While he's stated in the past that he doesn't wish to be traded, those comments raise the question of just how genuine his wish to stay in Cincinnati forever is. It's not like he's had an abundance of success with the Reds.
In 12 years with the organization, Votto has made the postseason three times despite numbers that could earn him a ticket to the Baseball Hall of Fame one day. All three playoff appearances were rather quick ones, too, as Cincinnati has a 2-7 record in the postseason with Votto.
At 34 years old, Votto is still a productive player and possesses one of the most disciplined bats in baseball.
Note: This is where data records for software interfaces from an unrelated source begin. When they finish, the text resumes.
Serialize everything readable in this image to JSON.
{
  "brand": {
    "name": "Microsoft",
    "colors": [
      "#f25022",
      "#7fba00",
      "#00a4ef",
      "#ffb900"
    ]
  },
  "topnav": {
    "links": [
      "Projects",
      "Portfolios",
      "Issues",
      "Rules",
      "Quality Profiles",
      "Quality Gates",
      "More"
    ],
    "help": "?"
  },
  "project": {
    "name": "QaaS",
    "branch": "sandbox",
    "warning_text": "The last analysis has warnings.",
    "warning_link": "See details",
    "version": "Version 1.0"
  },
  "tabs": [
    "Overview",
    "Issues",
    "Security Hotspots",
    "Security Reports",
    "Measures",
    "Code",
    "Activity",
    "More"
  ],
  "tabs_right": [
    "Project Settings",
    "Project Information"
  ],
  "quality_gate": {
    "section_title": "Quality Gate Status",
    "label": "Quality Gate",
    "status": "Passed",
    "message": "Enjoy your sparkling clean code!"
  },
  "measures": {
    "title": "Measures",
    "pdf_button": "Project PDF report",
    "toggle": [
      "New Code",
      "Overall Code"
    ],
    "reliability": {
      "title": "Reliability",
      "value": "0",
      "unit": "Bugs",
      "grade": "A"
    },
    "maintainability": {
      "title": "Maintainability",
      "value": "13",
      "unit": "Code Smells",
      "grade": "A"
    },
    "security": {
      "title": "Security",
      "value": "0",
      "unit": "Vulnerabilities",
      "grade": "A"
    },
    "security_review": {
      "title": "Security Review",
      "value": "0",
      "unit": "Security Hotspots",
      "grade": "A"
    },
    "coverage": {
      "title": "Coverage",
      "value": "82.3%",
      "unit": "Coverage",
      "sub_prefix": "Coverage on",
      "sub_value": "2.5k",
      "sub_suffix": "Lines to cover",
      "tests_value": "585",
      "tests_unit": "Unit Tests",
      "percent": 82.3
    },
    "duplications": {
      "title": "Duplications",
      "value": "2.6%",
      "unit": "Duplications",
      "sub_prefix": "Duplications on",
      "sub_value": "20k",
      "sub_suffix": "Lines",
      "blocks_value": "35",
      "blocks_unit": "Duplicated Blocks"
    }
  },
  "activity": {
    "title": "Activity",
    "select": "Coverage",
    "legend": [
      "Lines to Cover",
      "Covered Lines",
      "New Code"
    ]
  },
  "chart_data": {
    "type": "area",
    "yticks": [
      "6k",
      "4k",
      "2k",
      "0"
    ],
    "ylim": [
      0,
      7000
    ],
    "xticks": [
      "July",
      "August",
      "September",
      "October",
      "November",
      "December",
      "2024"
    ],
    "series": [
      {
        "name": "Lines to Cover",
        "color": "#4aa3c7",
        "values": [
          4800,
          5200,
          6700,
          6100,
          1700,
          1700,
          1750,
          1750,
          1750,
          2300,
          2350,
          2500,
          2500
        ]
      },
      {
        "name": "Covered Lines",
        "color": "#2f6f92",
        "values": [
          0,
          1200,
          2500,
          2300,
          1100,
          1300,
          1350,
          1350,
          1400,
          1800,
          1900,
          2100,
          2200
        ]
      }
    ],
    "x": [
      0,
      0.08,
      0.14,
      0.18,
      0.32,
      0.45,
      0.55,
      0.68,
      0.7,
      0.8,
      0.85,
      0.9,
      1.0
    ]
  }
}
His .313 career batting average ranks third among active players and his .428 on-base percentage ranks first.
While there has been an expected dip in his production considering he's on the wrong side of his career, Votto has still been plenty productive on a bad Reds team this year, slashing .289/.414/.441 with six home runs and 24 RBI.
He very well could spend the rest of his playing days in Cincinnati considering he's signed through the 2023 season, where he will make $25 million per year with a club option in 2024. But the Reds might want to right by their star and deal him to a contender in order to spark a legitimate rebuild.
This is where the New York Mets could come in as potential suitors considering they have received little to no production at first base this year.
Veteran Adrian Gonzalez, who was brought in on the league minimum this winter, and has been inconsistent, slashing .258/.333.433 with five home runs and 20 RBI. His backup, utility infielder Wilmer Flores, has struggled to get anything going at the plate this year as he's batting just .229 with three home runs and seven RBI.
The Mets are averaging 4.26 runs per game, which is below the MLB average. Bringing in a professional, patient hitter like Votto and placing him in a lineup where he'll get protection from Yoenis Cespedes (when healthy), Todd Frazier (when healthy) and Jay Bruce, could see Votto improve even further on his productive numbers this year and add some further weapons to the middle of New York's lineup.